Saturday, August 02, 2008
I just found out that a baby from our church passed away earlier today. I just can't believe it. He was 15 months old. Just last Sunday I was marveling at how he was in the "big boy room" in the nursery with Marc-Adam now. I've played with that baby and held him and let him drool on me. I can't imagine what his parents, especially his mother, must be going through. It was a tragic accident, but I think given the circumstances, his mama might blame herself.
Please pray for the family. I don't want to give their names for the sake of privacy, but when you bring it to God, I trust that he knows exactly who you are praying for. And hug your children close tonight.
Posted by Alli at 6:30 PM
Friday, August 01, 2008
I'm finally feeling better after two days of nasty pain. At first I didn't know what was going on, but after a late-night ER visit, we deduced that it was probably an ovarian cyst that burst. I've had cysts before. Large ones, too. When I was newly pregnant with Marc-Adam, I had this large lump on my left side way down near my c-section incision. My doctor initially thought it was a hernia. Turns out it was a cyst. On my right ovary. It was so large that it had caused my right ovary and fallopian tube to fall over to the left side. The doctor was seriously concerned about an ovarian torsion (which is the fancy schmancy way of saying "twisted tubes" (on a completely random note, wouldn't that be a cool name for a punk rock band? The Twisted Tubes)). It never happened, praise God, but instead the cyst just kinda deflated. I also had cysts when I got pregnant with Stephen and Zachary (and as an aside, I'm in no way implying that I might be pregnant, I'm just saying that I know I had them then because I had the ultrasounds to see them...I've most likely had them at other times because of the pain I get at ovulation, but my pregnancies are the only chances I actually get to see the cysts).

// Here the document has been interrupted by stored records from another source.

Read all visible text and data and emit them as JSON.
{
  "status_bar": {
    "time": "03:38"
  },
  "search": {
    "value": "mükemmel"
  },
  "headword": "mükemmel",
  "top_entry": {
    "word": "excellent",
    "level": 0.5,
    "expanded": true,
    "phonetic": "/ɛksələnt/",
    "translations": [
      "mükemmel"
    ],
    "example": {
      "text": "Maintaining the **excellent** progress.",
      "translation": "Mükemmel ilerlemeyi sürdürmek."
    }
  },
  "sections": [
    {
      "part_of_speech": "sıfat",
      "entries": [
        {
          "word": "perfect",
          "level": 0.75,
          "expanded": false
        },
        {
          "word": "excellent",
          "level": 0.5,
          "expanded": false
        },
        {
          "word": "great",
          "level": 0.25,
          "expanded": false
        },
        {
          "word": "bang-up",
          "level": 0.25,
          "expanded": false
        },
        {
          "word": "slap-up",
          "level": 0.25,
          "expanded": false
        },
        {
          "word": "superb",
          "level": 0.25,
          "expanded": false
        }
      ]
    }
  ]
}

So anyway, I'm feeling much better. I never did find out exactly what was wrong because I never got an ultrasound. We waited for hours at the ER, and I got tired of waiting. Then when I called my doctor to try to get in to see her the next morning, the nurse wanted to get snotty with my because I didn't stay at the ER for the ultrasound. But by the time we had finally left the ER, I had been up for 20 hours and I was getting NO REST thanks for the plastic IV thingy shoved up my arm and the pain that I came in with (which was diminished by the pain of the IV thingy being shoved up my arm). The ER people were annoying me because no one really knew what was going on. So I left. Against medical advice. I never thought I would be one to do that. They made me sign a paper that said that I could die if I left. Like they were going to convince me with their scare tactics. Besides, I would have bet the offending ovary that it was indeed a ruptured cyst. The pain was like none other. I didn't have much of a sense of humor Wednesday night, but on the way to the ER I joked with Sweet Hubby that wouldn't it be funny if I were actually in labor and didn't know it?
He didn't think it was that funny.